Some call her a political fixer: the rare transit bureaucrat who urged her allies to chair commissions and lined up votes for the policies she wanted. Others deem her a truth-teller: the woman in a blazer and a cotton dress who gamely criticized mayors and department heads when she thought they made bad decisions. Most people praise her for fixing the budget of a $1 billion agency that was in disarray before she arrived.
Sonali Bose was inspired to “get into (SFMTA) and figure out what the hell is going on” after buses passed her while she waited at a stop one day in 2003. Photo by Lea Suzuki / The Chronicle

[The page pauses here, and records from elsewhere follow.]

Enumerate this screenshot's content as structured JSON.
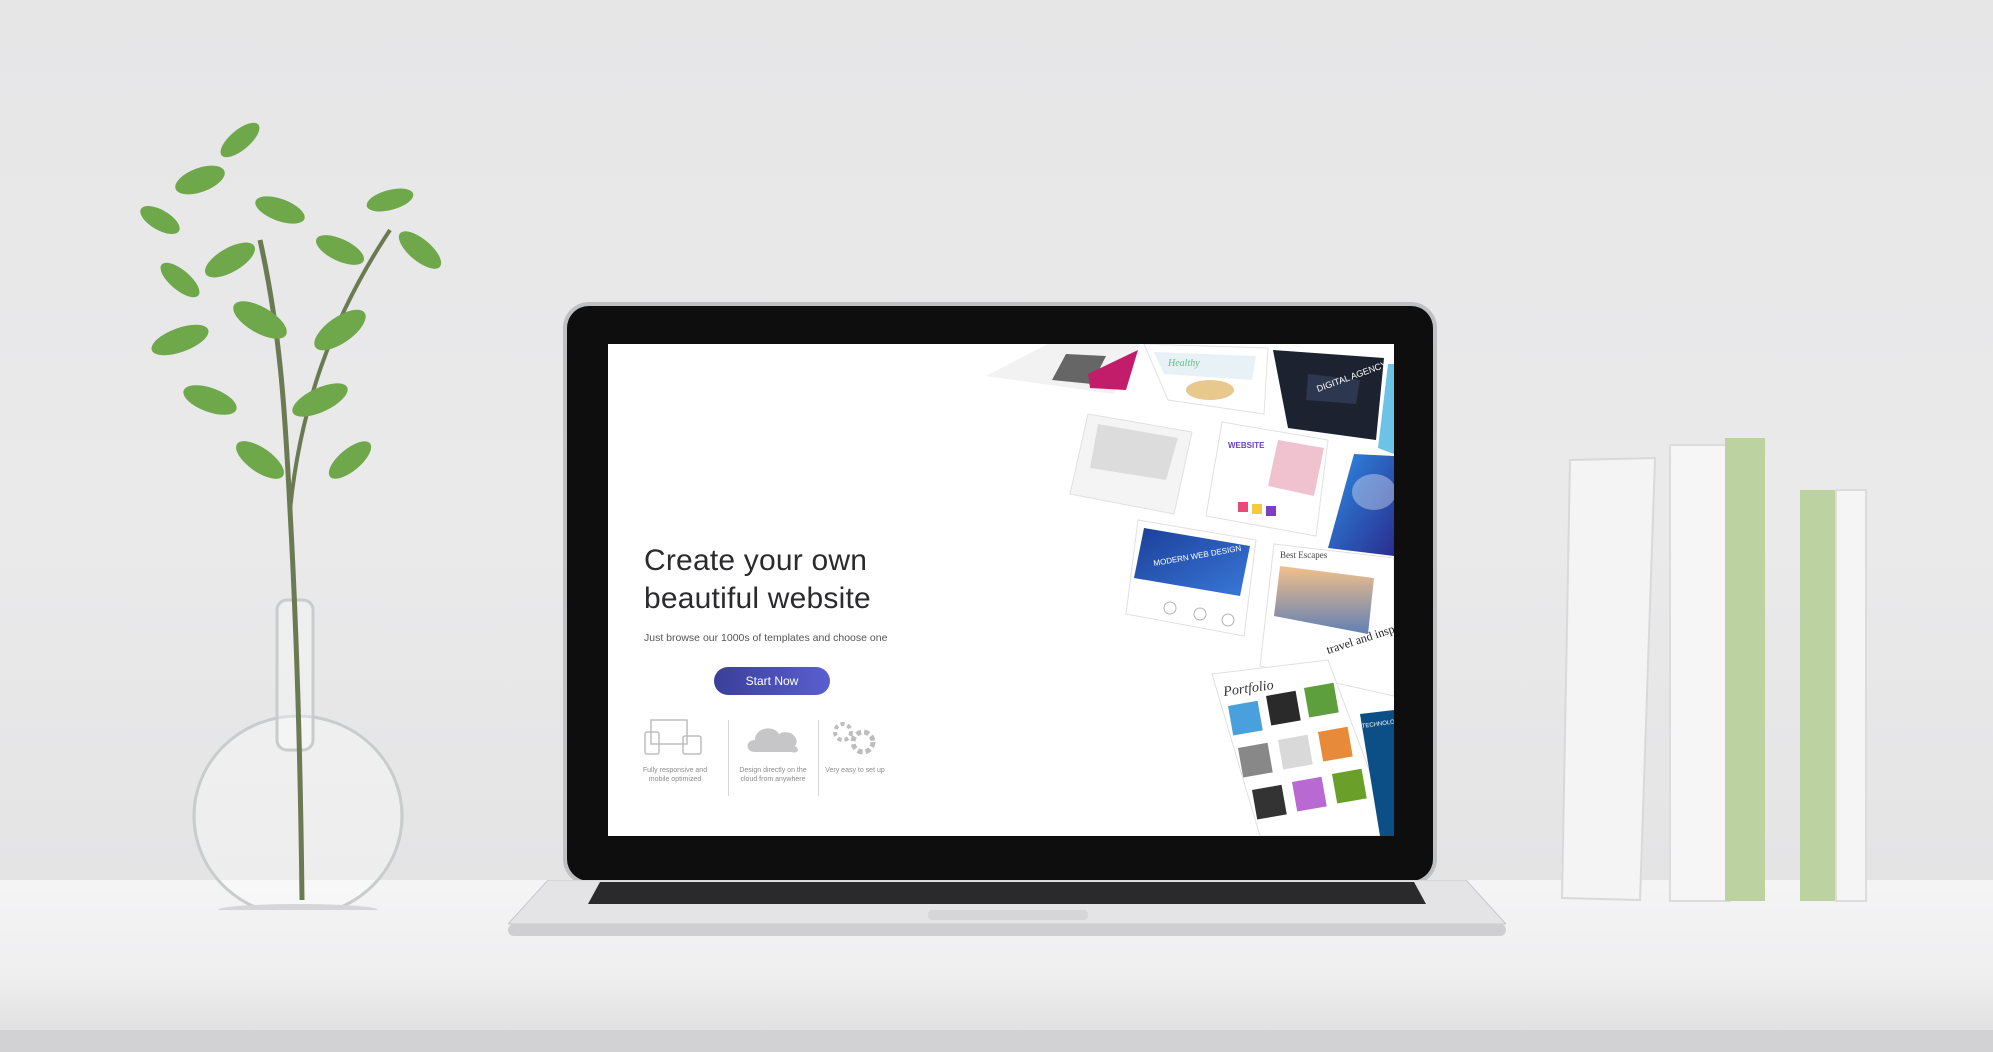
{
  "hero": {
    "title": "Create your own\nbeautiful website",
    "subtitle": "Just browse our 1000s of templates and choose one",
    "cta_label": "Start Now"
  },
  "features": [
    {
      "icon": "devices-icon",
      "label": "Fully responsive and mobile optimized"
    },
    {
      "icon": "cloud-icon",
      "label": "Design directly on the cloud from anywhere"
    },
    {
      "icon": "gears-icon",
      "label": "Very easy to set up"
    }
  ],
  "templates": {
    "modern": "MODERN WEB DESIGN",
    "digital": "DIGITAL AGENCY",
    "escapes": "Best Escapes",
    "travel": "travel and inspire your life",
    "portfolio": "Portfolio",
    "technology": "TECHNOLOGY INNOVATION",
    "website": "WEBSITE",
    "healthy": "Healthy"
  },
  "colors": {
    "accent": "#4a4fc0",
    "bg": "#ffffff"
  }
}
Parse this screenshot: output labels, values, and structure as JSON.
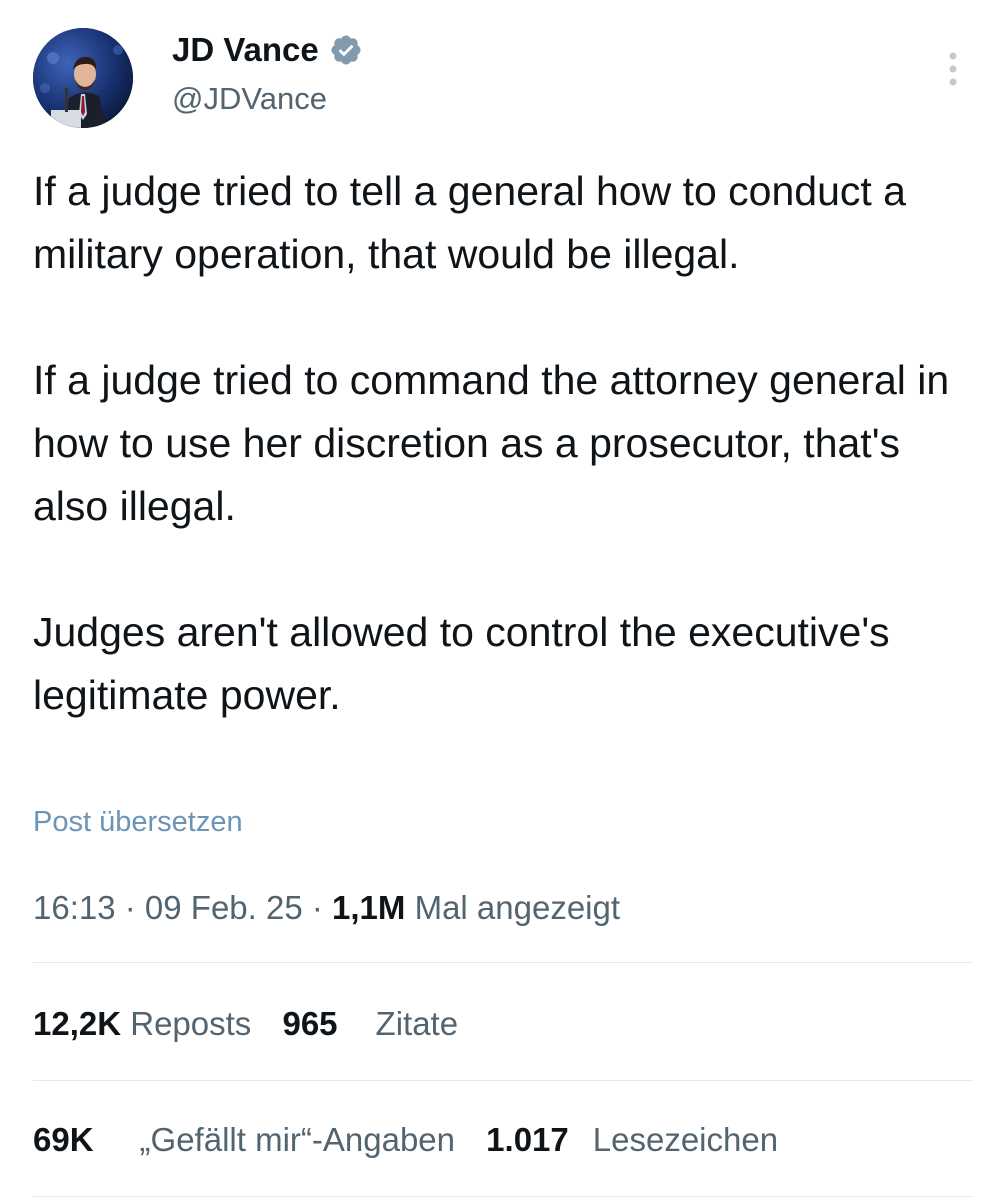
{
  "author": {
    "display_name": "JD Vance",
    "handle": "@JDVance",
    "verified": true,
    "avatar_icon": "profile-photo",
    "badge_color": "#829aab"
  },
  "header": {
    "more_icon": "more-vertical-icon"
  },
  "post": {
    "paragraphs": [
      "If a judge tried to tell a general how to conduct a military operation, that would be illegal.",
      "If a judge tried to command the attorney general in how to use her discretion as a prosecutor, that's also illegal.",
      "Judges aren't allowed to control the executive's legitimate power."
    ],
    "translate_label": "Post übersetzen"
  },
  "meta": {
    "time": "16:13",
    "separator": " · ",
    "date": "09 Feb. 25",
    "views_count": "1,1M",
    "views_label": " Mal angezeigt"
  },
  "stats": {
    "reposts_count": "12,2K",
    "reposts_label": "Reposts",
    "quotes_count": "965",
    "quotes_label": "Zitate",
    "likes_count": "69K",
    "likes_label": "„Gefällt mir“-Angaben",
    "bookmarks_count": "1.017",
    "bookmarks_label": "Lesezeichen"
  },
  "colors": {
    "text_primary": "#0f1419",
    "text_secondary": "#536471",
    "link": "#6b94b6",
    "divider": "#e6e9eb"
  }
}
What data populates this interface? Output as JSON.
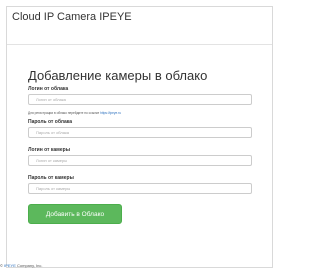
{
  "header": {
    "brand": "Cloud IP Camera IPEYE"
  },
  "form": {
    "title": "Добавление камеры в облако",
    "cloud_login": {
      "label": "Логин от облака",
      "placeholder": "Логин от облака"
    },
    "registration_hint": {
      "text": "Для регистрации в облако перейдите по ссылке",
      "link": "https://ipeye.ru"
    },
    "cloud_password": {
      "label": "Пароль от облака",
      "placeholder": "Пароль от облака"
    },
    "camera_login": {
      "label": "Логин от камеры",
      "placeholder": "Логин от камеры"
    },
    "camera_password": {
      "label": "Пароль от камеры",
      "placeholder": "Пароль от камеры"
    },
    "submit_label": "Добавить в Облако"
  },
  "footer": {
    "copyright": "©",
    "company_link": "IPEYE",
    "company_suffix": "Company, Inc."
  },
  "colors": {
    "button": "#5cb85c",
    "link": "#2a6fbe"
  }
}
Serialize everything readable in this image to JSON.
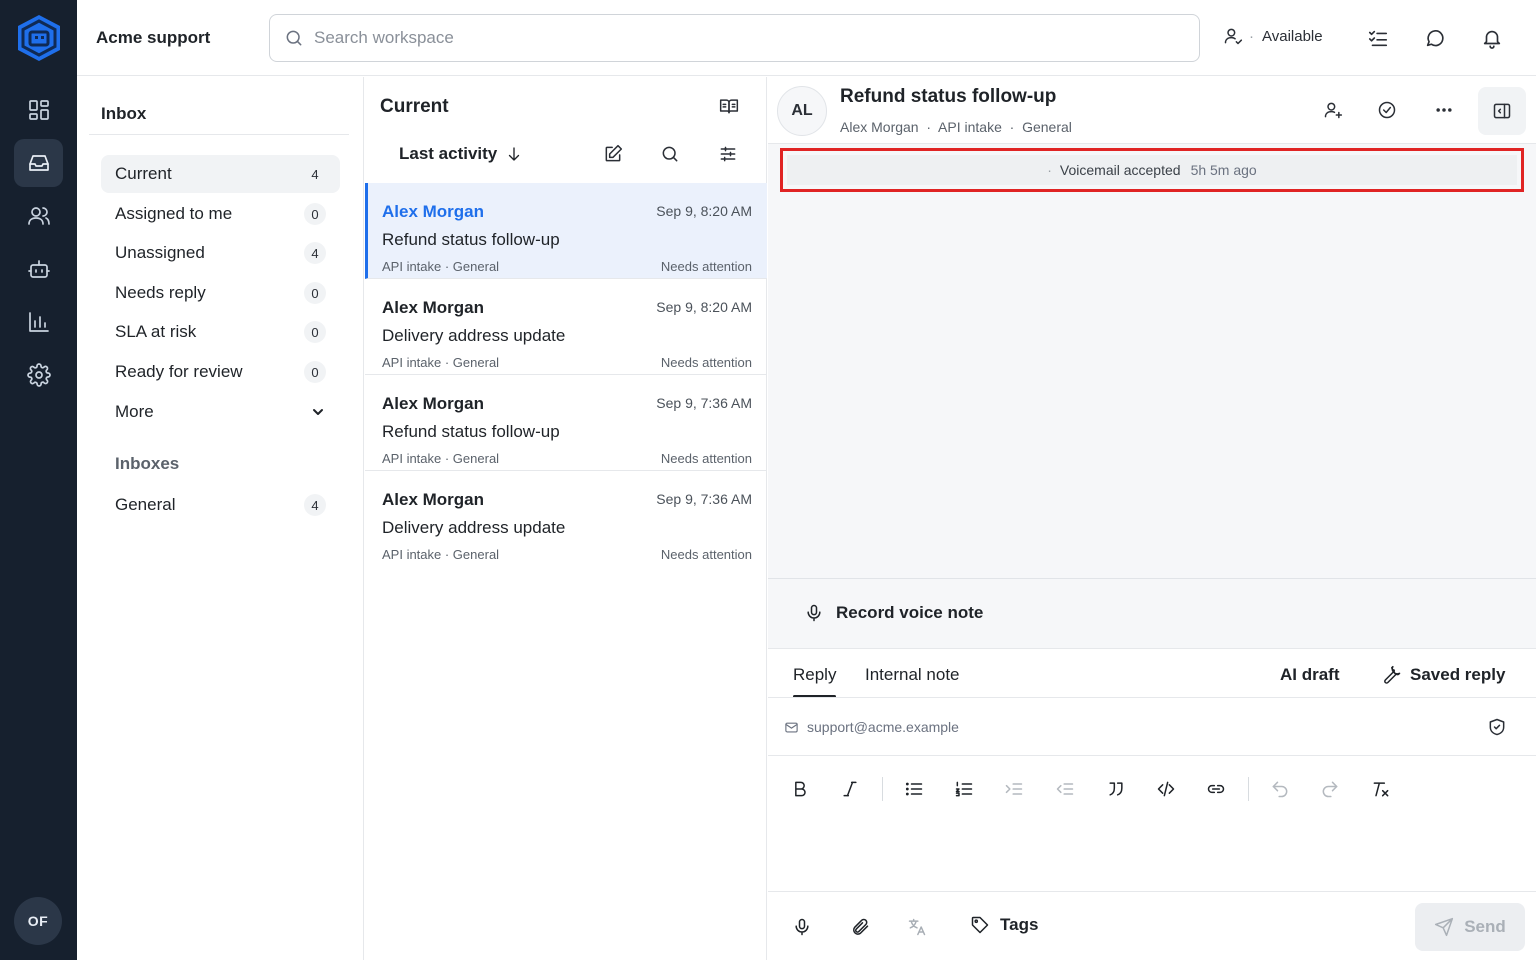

“When I walked in, I went, ‘Whoah,’” Bose, 60, said. “It was 2006, and the agency was starved of talent and resources. The budget was about half what it is today.”
Over the next 12 years, she raised the SFMTA’s credit rating to be the highest of any transit agency in the country. She oversaw a new parking program that adjusts rates at meters and garages to match demand. She helped fund the biggest increase in Muni bus and rail service that San Francisco has ever seen and increased the revenue from the agency’s advertising contracts from $400,000 to $30 million. ...
“She wasn’t just a CFO — she was this tireless, in-your-face advocate for the SFMTA,” said Supervisor Aaron Peskin, chair of the Transportation Authority, the body that makes decisions on sales tax spending and some projects.
“She was the kind of person who would text me in the middle of a Transportation Authority meeting, either berating me or provoking new thoughts,” Peskin said. “She did not allow her behavior to be boxed in politically or financially.”
He and others called Bose a “guiding force” who fought relentlessly to improve the financial situation at the SFMTA, and who saw results.